      Edward M. Kennedy Institute: The Edward M. Kennedy Institute for the United States Senate is dedicated to educating the public about the important role of the Senate in our government, encouraging participatory democracy, invigorating civil discourse, and inspiring the next generation of citizens and leaders to engage in the civic life of their communities.

      Harvard Art Museums: The Harvard Art Museums bring to light the intrinsic power of art and promote critical looking and thinking for students, faculty, and the public.

      Members Only - 8 Boston Based Private Social Clubs

      Michael Carucci's clients move to Boston from all around the world. As such, we work hard to help acclimate their families to the city in many different ways. One way in which our concierge team assists is in referring incoming families to some of the most elite private social clubs in the city. Such settings offer an opportunity for clients to unwind, create relationships, and network. Here are eight well established private social clubs in Boston.

      The Harvard Club of Boston
      The Back Bay Clubhouse at 374 Commonwealth Ave and The Downtown Clubhouse at One Federal Street

      This club was founded in 1908. It is open to Harvard alums, employees, and their relatives. As well, alums of Yale, MIT, and Fletcher School at Tufts, are offered membership opportunities through reciprocal club agreements.

      The College Club of Boston
      44 Commonwealth Ave.

      The College Club of Boston is the oldest women's college club in the United States. The Club’s Victorian brownstone is also host to a wide variety of events and is available for both member and non-member use. This property also serves as a historic eleven-room bed and breakfast in Boston’s Back Bay.

      University Club of Boston
      40 Trinity Place.

      Founded in 1891, The University Club is a social and athletic club offering fitness, squash, and aquatic facilities, in addition to the social club, business lounge, and dining facilities. 

      The Algonquin Club
      217 Commonwealth Ave.

      This club provides extensive social facilities for its members and guests to whom club privileges have been duly granted, in accordance with the House Rules. Members and their spouses frequently entertain their personal friends, civic, business, professional or committee associates and others by using these facilities for meetings, conferences, luncheons, cocktails, dinner parties, private lectures and entertainment dances and receptions.

      St. Botolph Club
      199 Commonwealth Ave.

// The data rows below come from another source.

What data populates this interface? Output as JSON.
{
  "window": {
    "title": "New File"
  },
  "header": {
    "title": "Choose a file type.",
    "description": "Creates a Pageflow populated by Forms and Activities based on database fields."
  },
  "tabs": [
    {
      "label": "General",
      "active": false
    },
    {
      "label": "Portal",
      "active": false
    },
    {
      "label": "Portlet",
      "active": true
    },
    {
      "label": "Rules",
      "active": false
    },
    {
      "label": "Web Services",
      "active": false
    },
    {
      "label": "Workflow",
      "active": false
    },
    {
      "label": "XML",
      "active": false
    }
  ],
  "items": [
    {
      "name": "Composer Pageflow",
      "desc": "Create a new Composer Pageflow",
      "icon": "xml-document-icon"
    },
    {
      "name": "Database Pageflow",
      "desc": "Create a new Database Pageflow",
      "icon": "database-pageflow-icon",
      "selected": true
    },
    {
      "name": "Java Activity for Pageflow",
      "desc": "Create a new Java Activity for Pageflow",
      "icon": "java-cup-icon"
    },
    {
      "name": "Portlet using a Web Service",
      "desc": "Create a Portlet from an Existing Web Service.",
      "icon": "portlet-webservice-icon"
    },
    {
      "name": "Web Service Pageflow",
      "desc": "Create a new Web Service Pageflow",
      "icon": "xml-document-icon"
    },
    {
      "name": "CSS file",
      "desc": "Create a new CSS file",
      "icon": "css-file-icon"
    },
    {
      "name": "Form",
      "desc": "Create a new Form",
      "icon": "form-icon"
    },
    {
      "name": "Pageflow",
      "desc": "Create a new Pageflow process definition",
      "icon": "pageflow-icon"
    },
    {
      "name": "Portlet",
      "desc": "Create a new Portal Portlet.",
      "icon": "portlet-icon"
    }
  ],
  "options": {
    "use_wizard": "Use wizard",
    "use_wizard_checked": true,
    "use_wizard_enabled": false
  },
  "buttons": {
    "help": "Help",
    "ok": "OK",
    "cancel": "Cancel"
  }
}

      Founded in 1880, this Club continues to serve its founding purpose as a place for those with a love of the arts, sciences and humanities to gather and converse. The club’s foundation gives away approximately $75,000 a year in grants to young New England musicians, painters, poets, and writers.

      Union Club of Boston
      8 Park St.

      The Union Club of Boston was founded in 1863 to bolster support for the Union cause during the critical days of the American Civil War. Early members included prominent Bostonians whose impact is still felt today - Charles Frances Adams, Ralph Waldo Emerson, John Murray Forbes, Oliver Wendell Holmes, and Josiah Quincy. The club continues to bring together men and women who are leaders in their businesses and professions in a downtown Boston setting steeped in tradition, yet fully contemporary.

      Somerset Club
      42 Beacon St.

      The stone wall with security ­detail out front underscores this club’s reputation as one of the more difficult to get into. In fact, the only way to become a member is through invitation or a connection to a current Somerset member.

      Club of Odd Volumes
      77 Mount Vernon St.

      Founded in 1887, The Club of Odd Volumes is a private social club and society of bibliophiles. The club has a substantial library of antiquarian books and an archive of letterpress printing. The collection, only accessible by club members, has about 2,200 titles